Stored dataset items:
• • • • • • •
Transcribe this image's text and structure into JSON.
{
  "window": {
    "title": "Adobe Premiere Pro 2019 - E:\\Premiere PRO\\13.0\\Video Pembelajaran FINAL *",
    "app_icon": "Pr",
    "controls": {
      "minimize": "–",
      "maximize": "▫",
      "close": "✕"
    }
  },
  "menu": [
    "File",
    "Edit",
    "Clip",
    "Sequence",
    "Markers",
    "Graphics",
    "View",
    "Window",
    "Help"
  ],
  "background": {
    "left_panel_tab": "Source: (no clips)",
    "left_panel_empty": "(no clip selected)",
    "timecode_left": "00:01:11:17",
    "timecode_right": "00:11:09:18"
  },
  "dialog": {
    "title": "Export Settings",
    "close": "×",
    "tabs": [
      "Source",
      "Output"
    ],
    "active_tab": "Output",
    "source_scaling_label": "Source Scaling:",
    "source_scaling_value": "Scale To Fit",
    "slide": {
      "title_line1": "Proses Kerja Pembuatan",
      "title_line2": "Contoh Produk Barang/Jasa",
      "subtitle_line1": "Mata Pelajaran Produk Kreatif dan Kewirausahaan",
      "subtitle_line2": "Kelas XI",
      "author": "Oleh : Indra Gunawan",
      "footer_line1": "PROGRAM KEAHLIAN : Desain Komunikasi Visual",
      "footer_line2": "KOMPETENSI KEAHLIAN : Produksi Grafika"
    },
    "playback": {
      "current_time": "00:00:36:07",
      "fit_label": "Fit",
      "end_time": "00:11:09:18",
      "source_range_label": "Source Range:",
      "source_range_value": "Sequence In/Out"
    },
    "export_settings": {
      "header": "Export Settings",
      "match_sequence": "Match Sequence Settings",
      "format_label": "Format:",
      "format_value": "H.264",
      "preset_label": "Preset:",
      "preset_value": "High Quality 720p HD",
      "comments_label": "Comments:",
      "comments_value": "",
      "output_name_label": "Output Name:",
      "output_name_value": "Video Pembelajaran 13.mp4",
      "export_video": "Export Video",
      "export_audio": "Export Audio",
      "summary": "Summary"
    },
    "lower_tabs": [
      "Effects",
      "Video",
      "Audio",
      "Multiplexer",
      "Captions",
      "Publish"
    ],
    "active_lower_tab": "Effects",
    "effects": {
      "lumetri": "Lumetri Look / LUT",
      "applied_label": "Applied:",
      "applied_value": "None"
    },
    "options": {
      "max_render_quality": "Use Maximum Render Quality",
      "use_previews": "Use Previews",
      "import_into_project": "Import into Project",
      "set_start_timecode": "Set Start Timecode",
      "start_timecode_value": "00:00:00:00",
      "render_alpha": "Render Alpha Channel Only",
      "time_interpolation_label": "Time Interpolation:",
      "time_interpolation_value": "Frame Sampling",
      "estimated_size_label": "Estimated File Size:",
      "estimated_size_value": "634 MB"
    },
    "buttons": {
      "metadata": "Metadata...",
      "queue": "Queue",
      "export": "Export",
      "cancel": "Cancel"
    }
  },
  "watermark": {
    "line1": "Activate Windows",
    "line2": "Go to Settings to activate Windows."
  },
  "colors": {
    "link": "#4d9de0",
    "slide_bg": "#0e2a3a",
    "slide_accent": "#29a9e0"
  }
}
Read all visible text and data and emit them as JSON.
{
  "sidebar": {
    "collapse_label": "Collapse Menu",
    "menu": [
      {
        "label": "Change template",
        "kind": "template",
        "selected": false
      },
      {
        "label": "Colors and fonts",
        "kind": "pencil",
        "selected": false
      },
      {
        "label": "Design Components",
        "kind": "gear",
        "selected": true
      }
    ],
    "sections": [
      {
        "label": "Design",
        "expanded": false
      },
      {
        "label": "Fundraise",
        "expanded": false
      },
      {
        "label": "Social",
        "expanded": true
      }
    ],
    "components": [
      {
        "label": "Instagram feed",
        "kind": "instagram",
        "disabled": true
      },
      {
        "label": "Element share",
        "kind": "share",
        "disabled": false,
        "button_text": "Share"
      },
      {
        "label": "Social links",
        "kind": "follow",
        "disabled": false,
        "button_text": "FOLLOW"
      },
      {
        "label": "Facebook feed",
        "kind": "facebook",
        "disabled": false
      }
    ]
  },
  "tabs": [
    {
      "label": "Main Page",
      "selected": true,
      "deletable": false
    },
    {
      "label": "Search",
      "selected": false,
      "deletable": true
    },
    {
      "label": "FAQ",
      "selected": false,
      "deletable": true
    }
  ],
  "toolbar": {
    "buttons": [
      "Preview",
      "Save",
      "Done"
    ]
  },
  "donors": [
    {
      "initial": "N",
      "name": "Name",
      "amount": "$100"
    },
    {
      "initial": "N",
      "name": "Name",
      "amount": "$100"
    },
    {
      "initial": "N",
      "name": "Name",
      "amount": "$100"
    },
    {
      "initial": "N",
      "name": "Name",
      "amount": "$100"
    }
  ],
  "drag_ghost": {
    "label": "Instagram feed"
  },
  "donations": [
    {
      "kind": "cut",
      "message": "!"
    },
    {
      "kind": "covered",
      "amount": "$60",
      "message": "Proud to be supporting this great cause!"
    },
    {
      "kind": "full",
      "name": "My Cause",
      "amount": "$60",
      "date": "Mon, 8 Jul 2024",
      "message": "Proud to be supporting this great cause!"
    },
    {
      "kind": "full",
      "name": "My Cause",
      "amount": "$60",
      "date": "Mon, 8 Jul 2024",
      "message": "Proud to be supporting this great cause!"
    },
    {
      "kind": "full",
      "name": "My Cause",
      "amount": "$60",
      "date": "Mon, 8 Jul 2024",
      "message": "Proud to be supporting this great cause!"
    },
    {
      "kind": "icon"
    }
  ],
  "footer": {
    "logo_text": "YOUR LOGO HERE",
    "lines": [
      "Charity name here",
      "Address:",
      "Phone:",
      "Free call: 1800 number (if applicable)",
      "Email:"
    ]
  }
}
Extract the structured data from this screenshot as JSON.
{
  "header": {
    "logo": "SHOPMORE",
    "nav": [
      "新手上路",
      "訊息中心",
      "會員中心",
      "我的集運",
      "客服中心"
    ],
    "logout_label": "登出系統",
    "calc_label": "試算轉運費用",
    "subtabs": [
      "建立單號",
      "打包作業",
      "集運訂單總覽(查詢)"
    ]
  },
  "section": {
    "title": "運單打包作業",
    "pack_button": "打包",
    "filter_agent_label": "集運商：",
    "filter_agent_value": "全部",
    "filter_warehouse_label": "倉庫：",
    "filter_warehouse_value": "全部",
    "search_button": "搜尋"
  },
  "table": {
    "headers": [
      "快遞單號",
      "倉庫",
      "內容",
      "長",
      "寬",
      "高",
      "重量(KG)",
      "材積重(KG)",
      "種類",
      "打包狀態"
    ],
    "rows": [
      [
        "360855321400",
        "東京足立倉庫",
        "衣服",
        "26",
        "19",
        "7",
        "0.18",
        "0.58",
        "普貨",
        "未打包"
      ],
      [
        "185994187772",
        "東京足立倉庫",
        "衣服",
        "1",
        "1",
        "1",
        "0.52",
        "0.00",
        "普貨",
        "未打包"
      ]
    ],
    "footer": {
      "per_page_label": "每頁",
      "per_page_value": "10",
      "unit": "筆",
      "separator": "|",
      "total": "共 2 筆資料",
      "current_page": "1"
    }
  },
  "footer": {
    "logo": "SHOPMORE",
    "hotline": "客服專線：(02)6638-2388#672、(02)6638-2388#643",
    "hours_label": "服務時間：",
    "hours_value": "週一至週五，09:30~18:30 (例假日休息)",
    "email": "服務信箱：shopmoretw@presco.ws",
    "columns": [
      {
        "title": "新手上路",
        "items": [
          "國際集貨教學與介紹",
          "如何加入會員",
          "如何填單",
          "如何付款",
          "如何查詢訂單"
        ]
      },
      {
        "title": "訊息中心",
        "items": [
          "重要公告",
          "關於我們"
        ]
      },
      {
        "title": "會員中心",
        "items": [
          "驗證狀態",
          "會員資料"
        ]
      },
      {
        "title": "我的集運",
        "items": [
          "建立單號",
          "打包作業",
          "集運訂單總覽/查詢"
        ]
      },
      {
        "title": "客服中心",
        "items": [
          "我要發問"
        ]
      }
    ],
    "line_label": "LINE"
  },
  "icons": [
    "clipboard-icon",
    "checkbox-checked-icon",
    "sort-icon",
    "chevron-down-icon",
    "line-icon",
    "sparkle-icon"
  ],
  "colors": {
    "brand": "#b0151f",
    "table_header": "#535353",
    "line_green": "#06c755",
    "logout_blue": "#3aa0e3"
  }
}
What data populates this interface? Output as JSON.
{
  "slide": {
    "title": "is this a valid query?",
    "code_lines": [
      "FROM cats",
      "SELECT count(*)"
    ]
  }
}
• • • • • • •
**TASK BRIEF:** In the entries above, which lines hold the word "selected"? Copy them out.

**SOLUTION TO THIS PROBLEM:**
    "left_panel_empty": "(no clip selected)",
        "selected": false
        "selected": false
        "selected": true
      "selected": true,
      "selected": false,
      "selected": false,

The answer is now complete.